Stored data >>
= Beginning of Section =
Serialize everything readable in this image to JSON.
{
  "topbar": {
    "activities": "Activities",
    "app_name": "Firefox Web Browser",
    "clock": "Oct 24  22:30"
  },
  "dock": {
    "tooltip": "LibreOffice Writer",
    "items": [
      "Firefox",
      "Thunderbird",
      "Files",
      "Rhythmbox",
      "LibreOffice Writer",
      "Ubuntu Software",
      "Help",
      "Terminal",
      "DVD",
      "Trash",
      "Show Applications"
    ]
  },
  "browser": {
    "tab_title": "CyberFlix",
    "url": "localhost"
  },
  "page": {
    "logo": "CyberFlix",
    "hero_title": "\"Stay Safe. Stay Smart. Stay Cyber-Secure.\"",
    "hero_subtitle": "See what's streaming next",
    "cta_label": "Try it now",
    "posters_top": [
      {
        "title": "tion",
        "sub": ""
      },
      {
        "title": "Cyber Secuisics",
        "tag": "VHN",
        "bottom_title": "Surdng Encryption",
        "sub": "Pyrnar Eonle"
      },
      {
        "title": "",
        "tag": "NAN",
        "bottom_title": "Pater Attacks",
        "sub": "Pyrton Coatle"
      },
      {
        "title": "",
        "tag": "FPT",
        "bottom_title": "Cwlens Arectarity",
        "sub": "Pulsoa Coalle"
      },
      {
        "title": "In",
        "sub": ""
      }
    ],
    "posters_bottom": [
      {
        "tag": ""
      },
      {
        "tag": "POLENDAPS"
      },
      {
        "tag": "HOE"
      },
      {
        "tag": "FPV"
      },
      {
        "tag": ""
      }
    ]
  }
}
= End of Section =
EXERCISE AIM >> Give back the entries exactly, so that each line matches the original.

EXERCISE SOLUTION >>
Serialize everything readable in this image to JSON.
{
  "topbar": {
    "activities": "Activities",
    "app_name": "Firefox Web Browser",
    "clock": "Oct 24  22:30"
  },
  "dock": {
    "tooltip": "LibreOffice Writer",
    "items": [
      "Firefox",
      "Thunderbird",
      "Files",
      "Rhythmbox",
      "LibreOffice Writer",
      "Ubuntu Software",
      "Help",
      "Terminal",
      "DVD",
      "Trash",
      "Show Applications"
    ]
  },
  "browser": {
    "tab_title": "CyberFlix",
    "url": "localhost"
  },
  "page": {
    "logo": "CyberFlix",
    "hero_title": "\"Stay Safe. Stay Smart. Stay Cyber-Secure.\"",
    "hero_subtitle": "See what's streaming next",
    "cta_label": "Try it now",
    "posters_top": [
      {
        "title": "tion",
        "sub": ""
      },
      {
        "title": "Cyber Secuisics",
        "tag": "VHN",
        "bottom_title": "Surdng Encryption",
        "sub": "Pyrnar Eonle"
      },
      {
        "title": "",
        "tag": "NAN",
        "bottom_title": "Pater Attacks",
        "sub": "Pyrton Coatle"
      },
      {
        "title": "",
        "tag": "FPT",
        "bottom_title": "Cwlens Arectarity",
        "sub": "Pulsoa Coalle"
      },
      {
        "title": "In",
        "sub": ""
      }
    ],
    "posters_bottom": [
      {
        "tag": ""
      },
      {
        "tag": "POLENDAPS"
      },
      {
        "tag": "HOE"
      },
      {
        "tag": "FPV"
      },
      {
        "tag": ""
      }
    ]
  }
}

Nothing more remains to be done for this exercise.